  • Wrong keyboard key. For each character in the domain, the script will generate variants with all characters-neighbors on a QWERTY keyboard.

All these variants will be sorted and dups removed. After that, each variant will be checked with (pre-configured) TLD part appended to it. If the resulting domain is registered, than the expiration date will be printed out. If the domain is not registered, it will be indicated as such.


With this tool in my hands, I tried a whole bunch of domains – from “google” to “mamchenkov”. What can I say? I suspected that typosquatting is a big problem, but I could never imagine how big it was.

Here are some numbers to give you an idea (we all love stats, don’t we?):

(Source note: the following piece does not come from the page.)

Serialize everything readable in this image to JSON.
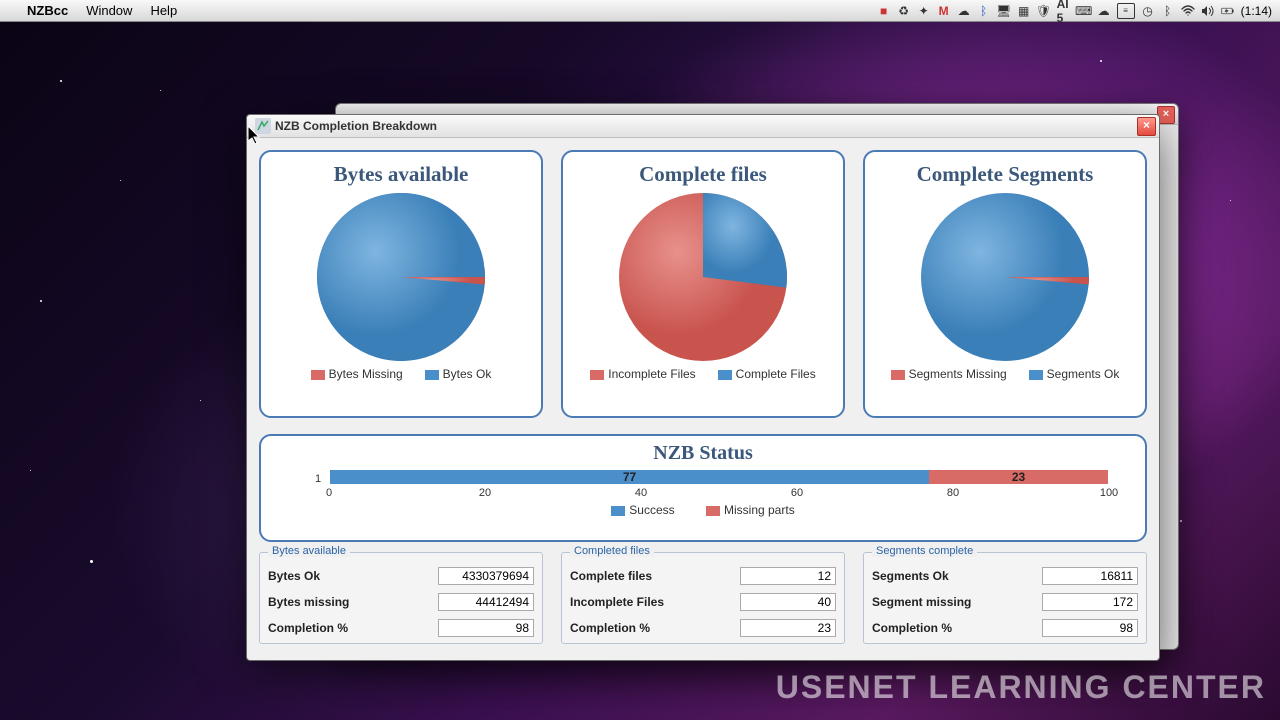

  • “google” generates 48 variants. All registered.
  • “yahoo” generates 41 variants. All registered.
  • “microsoft” generates 78 variants. All registered.
  • “slashdot” generates 68 variants. 42 registered.
  • “digg” generates 33 variants. All registered.
  • “cnn” generates 17 variants. All registered.
  • “wikipedia” generates 80 variants. 78 registered.
  • “linux” generates 39 variants. 28 registered.
  • “blogging” generates 62 variants. 24 registered.
  • “cyprus” generates 51 variants. 18 registered.

NOTE: I’ve been checking these only in .com TLD and I used pretty simple typing mistakes. For example, hax0r-style typing is not included in my rules.

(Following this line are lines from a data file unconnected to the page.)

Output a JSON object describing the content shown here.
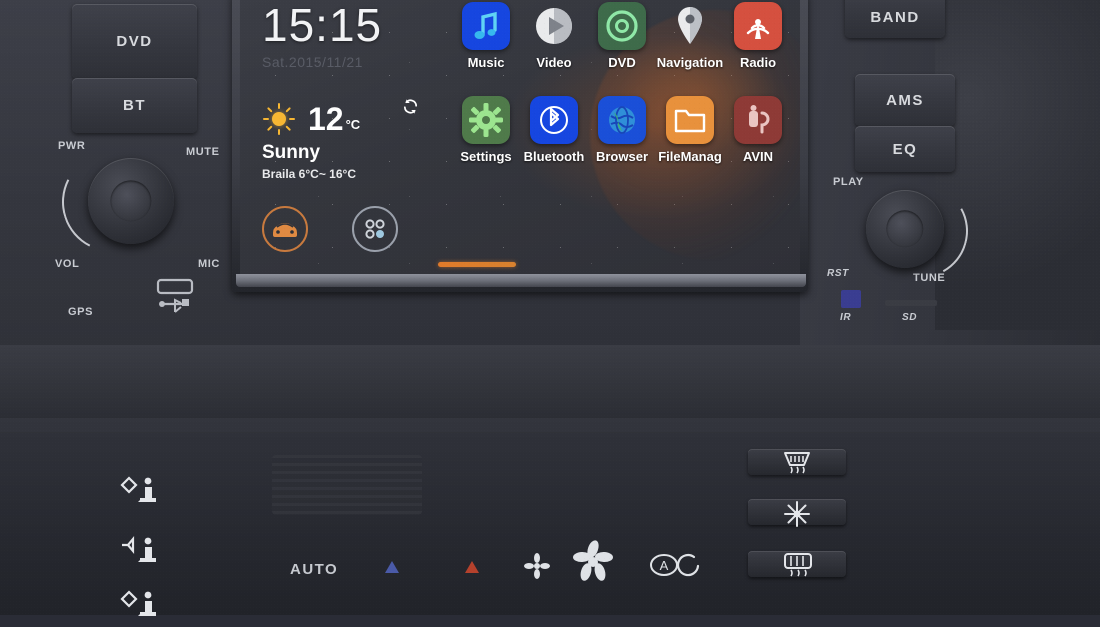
{
  "screen": {
    "clock": "15:15",
    "date": "Sat.2015/11/21",
    "weather": {
      "icon": "sun-icon",
      "temperature": "12",
      "unit": "°C",
      "condition": "Sunny",
      "range": "Braila 6°C~ 16°C",
      "refresh_icon": "refresh-icon"
    },
    "dock": [
      {
        "name": "car-info-button",
        "icon": "car-icon",
        "color": "#c87a3e"
      },
      {
        "name": "all-apps-button",
        "icon": "apps-grid-icon",
        "color": "#9aa0ab"
      }
    ],
    "apps_row1": [
      {
        "label": "Music",
        "icon": "music-note-icon",
        "bg": "#1646e0"
      },
      {
        "label": "Video",
        "icon": "play-circle-icon",
        "bg": "#3a3c44"
      },
      {
        "label": "DVD",
        "icon": "disc-icon",
        "bg": "#3e6b4a"
      },
      {
        "label": "Navigation",
        "icon": "map-pin-icon",
        "bg": "#3a3c44"
      },
      {
        "label": "Radio",
        "icon": "broadcast-icon",
        "bg": "#d5503f"
      }
    ],
    "apps_row2": [
      {
        "label": "Settings",
        "icon": "gear-icon",
        "bg": "#4f7a4a"
      },
      {
        "label": "Bluetooth",
        "icon": "bluetooth-icon",
        "bg": "#1646e0"
      },
      {
        "label": "Browser",
        "icon": "globe-icon",
        "bg": "#1a4fd8"
      },
      {
        "label": "FileManag",
        "icon": "folder-icon",
        "bg": "#e8913c"
      },
      {
        "label": "AVIN",
        "icon": "av-input-icon",
        "bg": "#8e3a36"
      }
    ],
    "page_indicator": {
      "name": "page-indicator",
      "color": "#e07a2a"
    }
  },
  "left_panel": {
    "buttons": [
      {
        "label": "DVD",
        "name": "dvd-button"
      },
      {
        "label": "BT",
        "name": "bt-button"
      }
    ],
    "labels": {
      "pwr": "PWR",
      "mute": "MUTE",
      "vol": "VOL",
      "mic": "MIC",
      "gps": "GPS"
    },
    "knob": "volume-knob",
    "usb_icon": "usb-port-icon"
  },
  "right_panel": {
    "buttons": [
      {
        "label": "BAND",
        "name": "band-button"
      },
      {
        "label": "AMS",
        "name": "ams-button"
      },
      {
        "label": "EQ",
        "name": "eq-button"
      }
    ],
    "labels": {
      "play": "PLAY",
      "tune": "TUNE",
      "rst": "RST",
      "ir": "IR",
      "sd": "SD"
    },
    "knob": "tune-knob"
  },
  "climate_panel": {
    "auto_label": "AUTO",
    "airflow_buttons": [
      {
        "name": "airflow-face-button",
        "icon": "seat-face-vent-icon"
      },
      {
        "name": "airflow-body-button",
        "icon": "seat-body-vent-icon"
      },
      {
        "name": "airflow-floor-button",
        "icon": "seat-floor-vent-icon"
      }
    ],
    "temp_markers": [
      {
        "name": "cold-marker",
        "color": "#4a5aa8"
      },
      {
        "name": "hot-marker",
        "color": "#b5412c"
      }
    ],
    "fan_buttons": [
      {
        "name": "fan-low-button",
        "icon": "fan-small-icon"
      },
      {
        "name": "fan-high-button",
        "icon": "fan-large-icon"
      }
    ],
    "recirc_button": {
      "name": "recirculation-button",
      "icon": "auto-recirc-icon"
    },
    "right_buttons": [
      {
        "name": "front-defrost-button",
        "icon": "windshield-defrost-icon"
      },
      {
        "name": "ac-button",
        "icon": "snowflake-icon"
      },
      {
        "name": "rear-defrost-button",
        "icon": "rear-defrost-icon"
      }
    ]
  }
}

The tool turned out to be quite handy. I might even convert it into a web service, so that domain owners could easily check if they are victims of typesquatting or not (yet).

Feel free to use the script for good causes.

Killing the Apache load with KeepAlive

Over the weekend, Apache web server went nuts and bolts, pushing server load average to 10, 11, 12, 14, 15… I even got the notification from the hosting company that they see some abnormal behaviour on my node. Looking for a quick fix, I scrolled through default configuration looking for some way to instantly improve performance. Gladly, I found it. I had to uncomment three lines:

KeepAlive On
MaxKeepAliveRequests 100
KeepAliveTimeout 15

What these lines do is they tell Apache to keep the connection for another 15 seconds after the request was served, waiting for more requests from the same client. And just for garbage collection reasons, the maximum number requests over the same connection is set 100.

It turned out that this does magic for my setup.